The Paradox Of Blackmail

One of the most intractable intellectual problems in the criminal law is what Glanville Williams called the paradox of blackmail (p. 163). The problem is that combining two rights makes a wrong. For example, if I threaten to expose a businessman's income-tax evasion unless he gives me a lucrative contract, I have committed blackmail. I have a legal right to expose and to threaten to expose the tax evasion, and I have a legal right to seek a lucrative contract, but if I combine these rights I have committed blackmail. If both ends and means are otherwise legal, why is it blackmail to combine these legal ends and means? Since the 1920s, many theories have been offered to explain this paradox, and a few scholars, led by Walter Block, argue that blackmail ought to be legal since it violates no basic legal right of the "victim" (e.g., Block, p. 225). Even among scholars trying to resolve the paradox, there is no consensus on its resolution (Symposium, pp. 1565–2168).

One approach that is at least descriptively powerful is to look at the relationships between the parties. Consider first informational blackmail. Here the blackmailer threatens to tell others damaging information about the blackmail victim unless the victim heeds the blackmailer's request, usually a request for money. The blackmailer obtains what he wants by using extra leverage. But that leverage belongs more to a third person than to the blackmailer. The blackmail victim pays the blackmailer to avoid involving third parties; he pays to avoid being harmed by persons other than the blackmailer. When the reputation of a person is damaged, he is punished by all those who change their opinion of him. They may "punish" him by treating him differently or he may be punished merely by the knowledge that others no longer respect him.
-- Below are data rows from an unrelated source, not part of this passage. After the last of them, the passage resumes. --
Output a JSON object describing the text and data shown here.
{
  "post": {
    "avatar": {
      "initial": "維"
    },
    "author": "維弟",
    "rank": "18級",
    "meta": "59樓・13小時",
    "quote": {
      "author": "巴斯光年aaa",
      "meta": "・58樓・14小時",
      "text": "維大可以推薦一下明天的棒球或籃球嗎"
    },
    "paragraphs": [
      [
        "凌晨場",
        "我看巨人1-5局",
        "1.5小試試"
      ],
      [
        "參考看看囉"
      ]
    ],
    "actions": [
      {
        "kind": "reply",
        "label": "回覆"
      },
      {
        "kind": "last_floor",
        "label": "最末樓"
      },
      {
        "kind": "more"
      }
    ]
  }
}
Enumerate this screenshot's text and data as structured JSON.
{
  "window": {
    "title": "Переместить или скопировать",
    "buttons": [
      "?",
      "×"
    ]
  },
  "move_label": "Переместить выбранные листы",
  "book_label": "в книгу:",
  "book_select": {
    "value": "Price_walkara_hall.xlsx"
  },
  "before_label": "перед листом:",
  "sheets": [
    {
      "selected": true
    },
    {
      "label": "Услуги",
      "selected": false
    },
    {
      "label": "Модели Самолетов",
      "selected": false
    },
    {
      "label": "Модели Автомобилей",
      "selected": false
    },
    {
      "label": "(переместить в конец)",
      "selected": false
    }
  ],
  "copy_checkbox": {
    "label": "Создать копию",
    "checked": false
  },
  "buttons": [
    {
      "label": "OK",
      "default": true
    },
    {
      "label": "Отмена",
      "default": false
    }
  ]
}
Thus when a blackmailer threatens to turn in a criminal unless paid money, the blackmailer is bargaining with the state's chip. The blackmail victim pays to avoid the harm that the state would inflict. Of course, this does not effect a legally binding settlement, but the leverage is effective precisely to the extent that the victim believes that he has reached an effective settlement. Likewise, when a blackmailer threatens to expose damaging but noncriminal behavior unless paid money, he is also turning third-party leverage to his own benefit. What makes his conduct blackmail is that he interposes himself parasitically in an actual or potential dispute in which he lacks a sufficiently direct interest. In effect, the blackmailer attempts to gain an advantage in return for suppressing someone else's actual or potential interest. The blackmailer is negotiating for his own gain with someone else's leverage or bargaining chips.

This misuse of another's leverage is perhaps seen most clearly in noninformational black-mail—for instance, where a labor union leader threatens to cause a strike unless he is given a personal payoff. There the labor leader is turning group power and a group dispute to personal benefit. Whoever seeks a personal payoff by credibly wielding the power of a third party to harm the victim is a blackmailer.

Additional topics

Law Library - American Law and Legal InformationCrime and Criminal LawBlackmail and Extortion - Extortion By A Public Official, Blackmail And Extortion By A Private Person, Modern Federal Statutes